Problem to work on: When a line below contains the string "icon", show that line.
::: Supplied records :::
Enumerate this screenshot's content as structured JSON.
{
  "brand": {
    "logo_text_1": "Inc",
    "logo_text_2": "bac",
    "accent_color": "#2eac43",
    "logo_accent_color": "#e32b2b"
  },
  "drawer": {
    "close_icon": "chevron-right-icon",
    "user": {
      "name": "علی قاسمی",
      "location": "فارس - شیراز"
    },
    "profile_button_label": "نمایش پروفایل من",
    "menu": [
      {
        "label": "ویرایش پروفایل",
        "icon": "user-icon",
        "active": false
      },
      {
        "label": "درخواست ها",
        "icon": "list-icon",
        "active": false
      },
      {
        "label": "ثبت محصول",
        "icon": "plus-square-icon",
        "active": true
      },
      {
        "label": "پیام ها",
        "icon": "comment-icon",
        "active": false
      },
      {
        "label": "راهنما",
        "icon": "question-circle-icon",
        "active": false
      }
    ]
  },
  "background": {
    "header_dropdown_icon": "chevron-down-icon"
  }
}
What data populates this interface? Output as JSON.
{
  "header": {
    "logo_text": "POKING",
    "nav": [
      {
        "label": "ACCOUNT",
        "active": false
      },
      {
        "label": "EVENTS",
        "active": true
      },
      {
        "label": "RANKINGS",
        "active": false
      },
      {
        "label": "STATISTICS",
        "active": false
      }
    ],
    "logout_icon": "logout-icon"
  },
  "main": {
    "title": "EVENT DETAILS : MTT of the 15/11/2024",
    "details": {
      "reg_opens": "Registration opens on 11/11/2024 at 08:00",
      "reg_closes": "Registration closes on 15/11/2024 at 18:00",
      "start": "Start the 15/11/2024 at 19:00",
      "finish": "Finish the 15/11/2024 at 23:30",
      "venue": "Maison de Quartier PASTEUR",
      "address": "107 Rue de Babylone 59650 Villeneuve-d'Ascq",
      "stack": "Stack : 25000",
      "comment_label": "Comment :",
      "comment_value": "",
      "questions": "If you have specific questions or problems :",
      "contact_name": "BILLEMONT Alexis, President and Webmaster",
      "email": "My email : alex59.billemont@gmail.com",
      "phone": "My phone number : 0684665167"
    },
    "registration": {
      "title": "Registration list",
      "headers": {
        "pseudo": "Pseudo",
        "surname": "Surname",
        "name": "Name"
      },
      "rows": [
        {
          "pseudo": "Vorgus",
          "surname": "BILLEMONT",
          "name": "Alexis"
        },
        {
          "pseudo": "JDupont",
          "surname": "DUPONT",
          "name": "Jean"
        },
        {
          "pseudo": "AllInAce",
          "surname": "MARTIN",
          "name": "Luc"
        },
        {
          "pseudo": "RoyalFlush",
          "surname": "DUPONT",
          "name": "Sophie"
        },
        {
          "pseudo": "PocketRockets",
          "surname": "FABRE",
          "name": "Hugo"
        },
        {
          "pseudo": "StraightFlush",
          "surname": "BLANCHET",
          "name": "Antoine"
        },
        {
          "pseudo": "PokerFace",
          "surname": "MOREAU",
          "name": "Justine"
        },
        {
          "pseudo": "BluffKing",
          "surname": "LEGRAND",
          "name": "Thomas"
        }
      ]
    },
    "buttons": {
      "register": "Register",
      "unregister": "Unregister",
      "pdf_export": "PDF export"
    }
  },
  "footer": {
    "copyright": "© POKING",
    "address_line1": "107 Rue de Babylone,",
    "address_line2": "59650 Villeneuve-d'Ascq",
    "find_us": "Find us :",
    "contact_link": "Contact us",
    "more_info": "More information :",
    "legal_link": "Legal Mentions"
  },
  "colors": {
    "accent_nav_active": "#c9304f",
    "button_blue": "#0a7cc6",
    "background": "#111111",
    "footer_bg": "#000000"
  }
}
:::
Reply to the exercise:
    "close_icon": "chevron-right-icon",
        "icon": "user-icon",
        "icon": "list-icon",
        "icon": "plus-square-icon",
        "icon": "comment-icon",
        "icon": "question-circle-icon",
    "header_dropdown_icon": "chevron-down-icon"
    "logout_icon": "logout-icon"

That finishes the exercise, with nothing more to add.